Lack of child care facilities, with most schools offering partial in-person learning, along with lingering fears of COVID-19 and pandemic-related retirements are also believed to be contributing to the labor shortage, which has slowed down hiring in April. Government-funded benefits expire in early September and school districts are expected to resume in-person classes in the fall, which economists say will boost the labor pool.
The minutes of the US Federal Reserve’s April 27-28 policy meeting, released Wednesday, acknowledged reports of companies “struggling to hire workers.” They noted that some of the factors driving the labor shortage “were seen as likely to remain important as risks from the pandemic persisted.”
In a separate report Thursday, the Philadelphia Fed said its economic activity index fell to 31.5 this month from 50.2 in April. A reading above zero indicates growth in manufacturing in the Mid-Atlantic region.
A measure of new orders received by factories rose at a slower pace in May compared to April, as did shipments. But backlogs of unfinished work continued to accumulate, reflecting the shortage of inputs. The survey’s factory employment indicator fell to 19.3 from 30.8 in April. The average work week index jumped six points to 35.5.

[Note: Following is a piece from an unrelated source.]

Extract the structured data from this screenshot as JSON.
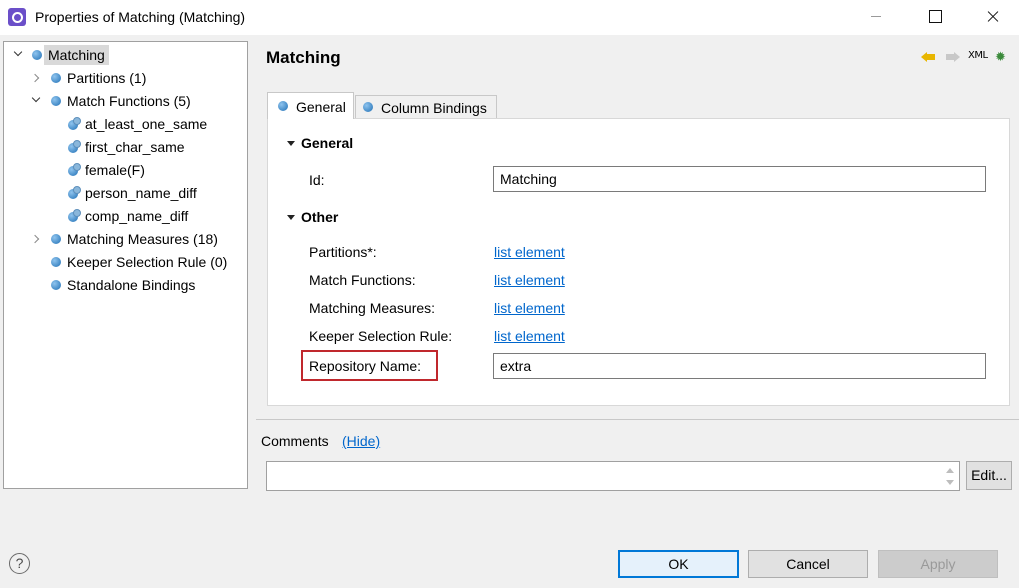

Data on claims last week included the period in which the government investigated business establishments for the non-farm payroll component of the May jobs report. The economy created 266,000 jobs in April after adding 770,000 in March.
To get a better idea of ââhow hiring went in May, economists will wait for data next week on how many people continue to receive benefits after a first week of help. Alleged continuing complaints are reported with a one week lag.
Continuing claims increased from 111,000 to 3.751 million during the week ended May 8. About 16 million people were receiving unemployment benefits under all programs on May 1.
âThe overall trend in labor market conditions remains positive, although it’s unclear how this will translate quantitatively into next month’s employment data,â said Lou Crandall, chief economist at Wrightson ICAP in Jersey City.